U5 = (27.3203726938197, 30.7024811478149)
J_curve = [[C, D, E, F, G, H, I, J, K, L, M, N, O, P, Q, R, S, C]]
U_curve = [[T, U, V, W, Z, A1, B1, C1, D1, E1, F1, G1, H1, I1, J1, K1, L1, M1, N1, O1, T]]
L_curve = [[P1, Q1, R1, S1, P1]]
I_curve = [[T1, U1, V1, W1, T1]]
A_curve_outline = [[
K5, W3, Z3, A4, B4, C4, D4, E4, F4, G4, H4, I4, J4, K4, L4, M4, N4,
O4, P4, Q4, R4, S4, T4, U4, V4, W4, Z4, A5, B5, C5, D5, E5, F5, G5,
H5, I5, J5, K5]]
A_curve_hole = [[L5, M5, N5, O5, P5, Q5, R5, S5, T5, U5, L5]]
dot_1 = [[Z1, A2, B2, C2, D2, E2, F2, G2, H2, I2, J2, Z1]]
dot_2 = [[Z2, A3, B3, C3, D3, E3, F3, G3, H3, I3, J3, Z2]]
dot_3 = [[K2, L2, M2, N2, O2, P2, Q2, R2, S2, T2, U2, V2, W2, K2]]
dot_4 = [[K3, L3, M3, N3, O3, P3, Q3, R3, S3, T3, U3, V3, K3]]
curves = [J_curve, U_curve, L_curve, I_curve, A_curve_outline, A_curve_hole, dot_1, dot_2, dot_3, dot_4]
nodes, points = convert_boundary_points_to_indices(curves)
xmin, xmax, ymin, ymax = DelaunayTriangulation.polygon_bounds(points, nodes, Val(true)) # Val(true) => check all parts of the polygon
query_points = [((xmax - xmin) * rand() + xmin, (ymax - ymin) * rand() + ymin) for _ in 1:1000]

fig = Figure()
ax = Axis(fig[1, 1])
scatter!(ax, query_points)
for nodes in nodes
lines!(ax, points[reduce(vcat, nodes)], color=:magenta, linewidth=3)
end

Now let's use distance_to_polygon to test if points are inside or outside of the logo.
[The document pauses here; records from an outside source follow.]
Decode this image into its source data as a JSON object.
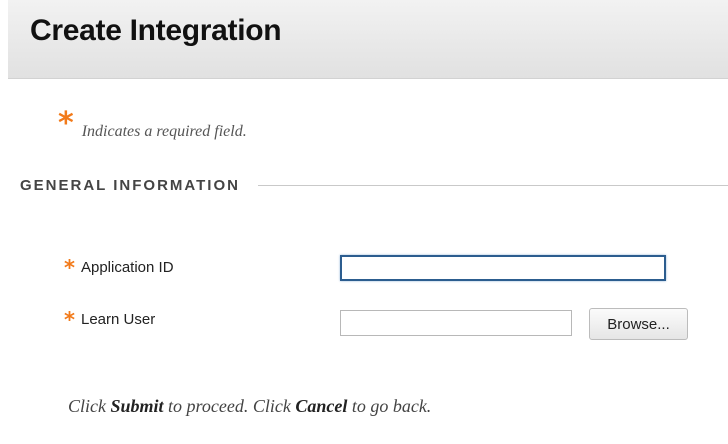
{
  "header": {
    "title": "Create Integration"
  },
  "required_note": {
    "star": "*",
    "text": "Indicates a required field."
  },
  "section": {
    "title": "GENERAL INFORMATION"
  },
  "form": {
    "application_id": {
      "label": "Application ID",
      "required_star": "*",
      "value": "",
      "focused": true
    },
    "learn_user": {
      "label": "Learn User",
      "required_star": "*",
      "value": "",
      "browse_label": "Browse..."
    }
  },
  "footer": {
    "text_1": "Click ",
    "submit_word": "Submit",
    "text_2": " to proceed. Click ",
    "cancel_word": "Cancel",
    "text_3": " to go back."
  },
  "colors": {
    "required_star": "#f27a1a",
    "focus_border": "#2c5d8f"
  }
}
We colour points inside in blue, and points outside in red.

is_inside = [DelaunayTriangulation.distance_to_polygon(q, points, nodes) > 0 for q in query_points]
scatter!(ax, query_points[is_inside], color=:blue)
scatter!(ax, query_points[.!is_inside], color=:red)

Works perfectly!